Left y-axis: Global demand growth minus supply growth (%) YoY (12-month average); right y-axis: Brent crude price (U.S. dollars per barrel); x-axis: 2002 – 2022.
Brent crude rises from about $19 per barrel in 2002 to a peak of roughly $140 per barrel in 2008. Since then the price has fluctuated considerably, ending at about $66 per barrel by year-end 2019. From there it fell sharply to less than $23 by March 2020, eventually recovering somewhat to nearly $52 by year-end 2020. As of September 2022, it stood at about $88. Global demand growth minus supply growth also fluctuated, beginning at about 1.00% in 2002 and ending just under 0.99% at the end of November 2020. As of the end of August 2022, it stood at about a negative 1%.
Historically, global demand growth minus supply growth rose to several peaks during this time period, in 2002 (over 2.2%) 2007 (over 1.9%), 2013 (over 1.7%), 2017 (over 2.1%), and 2021 (near 4.3%). These peaks were followed by steep declines, to about -2% (2004), near -2.3% (2009), -1.4% (2015), about -1.8% (2019), -2.6% (2020) and -1% (July 2022).
Sources: Bloomberg, Energy Information Administration, and Wells Fargo Investment Institute.
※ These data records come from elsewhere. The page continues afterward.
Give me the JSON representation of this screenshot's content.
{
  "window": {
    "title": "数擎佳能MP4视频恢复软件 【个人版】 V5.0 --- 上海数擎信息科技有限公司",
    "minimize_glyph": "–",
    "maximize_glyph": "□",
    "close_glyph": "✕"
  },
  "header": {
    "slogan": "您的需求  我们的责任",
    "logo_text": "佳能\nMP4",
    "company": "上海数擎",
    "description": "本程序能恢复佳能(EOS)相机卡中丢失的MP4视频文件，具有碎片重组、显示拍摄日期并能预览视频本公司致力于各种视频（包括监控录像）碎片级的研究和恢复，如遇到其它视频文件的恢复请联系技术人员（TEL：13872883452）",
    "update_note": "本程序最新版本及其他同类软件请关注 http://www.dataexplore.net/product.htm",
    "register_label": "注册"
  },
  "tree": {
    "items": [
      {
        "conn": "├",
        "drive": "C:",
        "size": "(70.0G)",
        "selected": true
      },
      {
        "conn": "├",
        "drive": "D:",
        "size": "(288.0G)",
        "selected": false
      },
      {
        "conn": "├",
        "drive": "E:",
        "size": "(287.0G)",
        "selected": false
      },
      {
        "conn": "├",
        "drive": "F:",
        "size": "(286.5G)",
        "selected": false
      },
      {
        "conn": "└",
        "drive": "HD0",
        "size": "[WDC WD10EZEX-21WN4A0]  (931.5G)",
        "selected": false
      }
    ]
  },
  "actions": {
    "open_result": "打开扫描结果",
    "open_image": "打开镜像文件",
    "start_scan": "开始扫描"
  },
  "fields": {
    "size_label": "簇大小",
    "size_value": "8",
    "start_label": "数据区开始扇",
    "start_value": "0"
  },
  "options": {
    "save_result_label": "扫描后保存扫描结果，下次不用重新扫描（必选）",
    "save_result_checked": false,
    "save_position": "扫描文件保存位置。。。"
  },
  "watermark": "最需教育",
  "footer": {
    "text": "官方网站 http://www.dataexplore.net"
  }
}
Monthly data from January 1, 2002 to September 30, 2022. YOY = year-over-year.
- The rate of change of demand growth versus supply growth has had a strong influence on oil prices.
- Global oil producers were hesitant to bring extra production back in 2021. We expect demand growth to slow as economic growth slows, which could lead to some near-term consolidation in oil prices.
- Tight supply should remain a concern over the next two years, and we suspect oil prices could spend much of that time above $90 per barrel.